Data about app and page elements:
------------
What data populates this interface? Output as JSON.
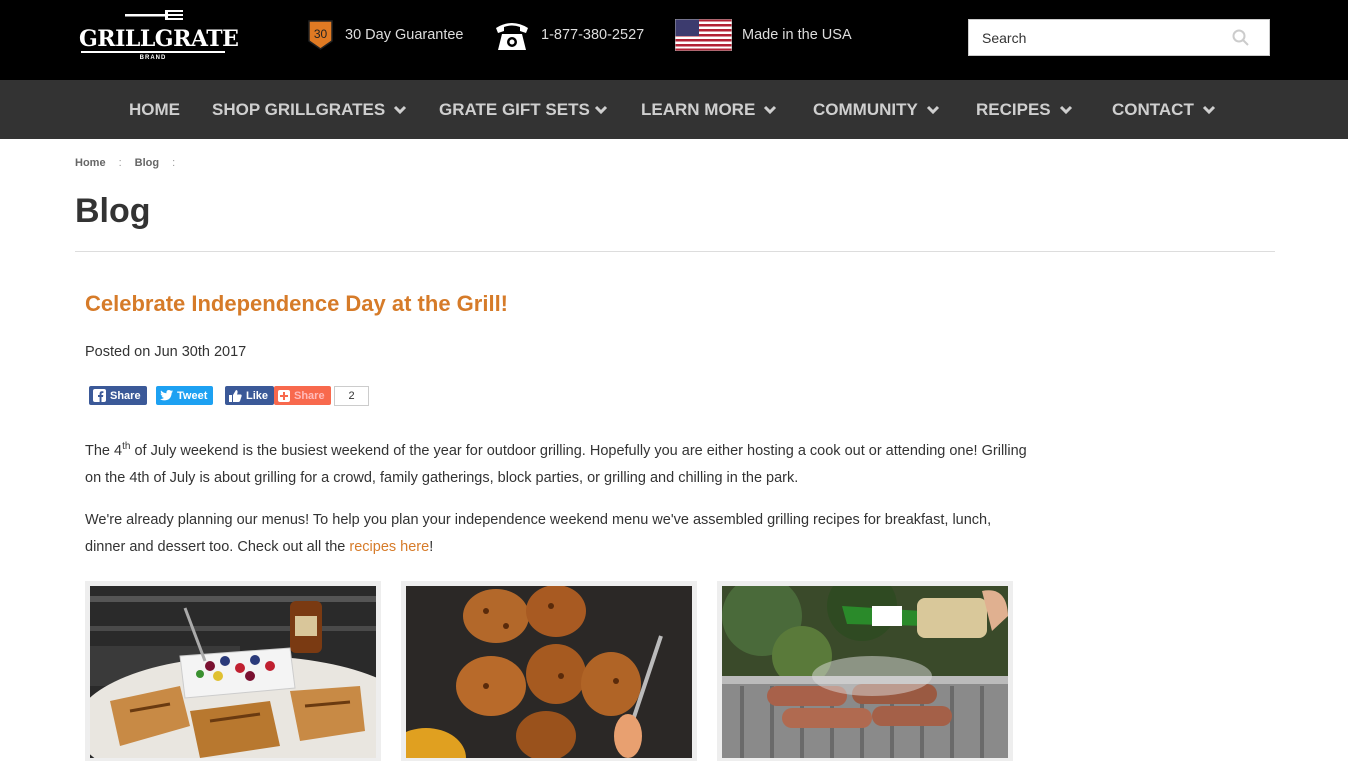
{
  "header": {
    "logo_text": "GRILLGRATE",
    "logo_sub": "BRAND",
    "guarantee_badge": "30",
    "guarantee": "30 Day Guarantee",
    "phone": "1-877-380-2527",
    "made_in": "Made in the USA",
    "search_placeholder": "Search"
  },
  "nav": [
    {
      "label": "HOME",
      "dropdown": false
    },
    {
      "label": "SHOP GRILLGRATES",
      "dropdown": true
    },
    {
      "label": "GRATE GIFT SETS",
      "dropdown": true
    },
    {
      "label": "LEARN MORE",
      "dropdown": true
    },
    {
      "label": "COMMUNITY",
      "dropdown": true
    },
    {
      "label": "RECIPES",
      "dropdown": true
    },
    {
      "label": "CONTACT",
      "dropdown": true
    }
  ],
  "breadcrumb": [
    "Home",
    "Blog"
  ],
  "page_title": "Blog",
  "post": {
    "title": "Celebrate Independence Day at the Grill!",
    "posted": "Posted on Jun 30th 2017",
    "share_buttons": {
      "facebook": "Share",
      "twitter": "Tweet",
      "like": "Like",
      "addthis": "Share",
      "count": "2"
    },
    "p1_a": "The 4",
    "p1_sup": "th",
    "p1_b": " of July weekend is the busiest weekend of the year for outdoor grilling. Hopefully you are either hosting a cook out or attending one! Grilling on the 4th of July is about grilling for a crowd, family gatherings, block parties, or grilling and chilling in the park.",
    "p2_a": "We're already planning our menus! To help you plan your independence weekend menu we've assembled grilling recipes for breakfast, lunch, dinner and dessert too. Check out all the ",
    "p2_link": "recipes here",
    "p2_b": "!"
  },
  "colors": {
    "accent": "#d67b29",
    "nav_bg": "#333333",
    "facebook": "#3b5998",
    "twitter": "#1da1f2",
    "addthis": "#f8694d"
  }
}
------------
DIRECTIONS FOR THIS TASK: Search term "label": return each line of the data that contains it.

SOLUTION FOR THIS EXERCISE:
      "label": "HOME",
      "label": "SHOP GRILLGRATES",
      "label": "GRATE GIFT SETS",
      "label": "LEARN MORE",
      "label": "COMMUNITY",
      "label": "RECIPES",
      "label": "CONTACT",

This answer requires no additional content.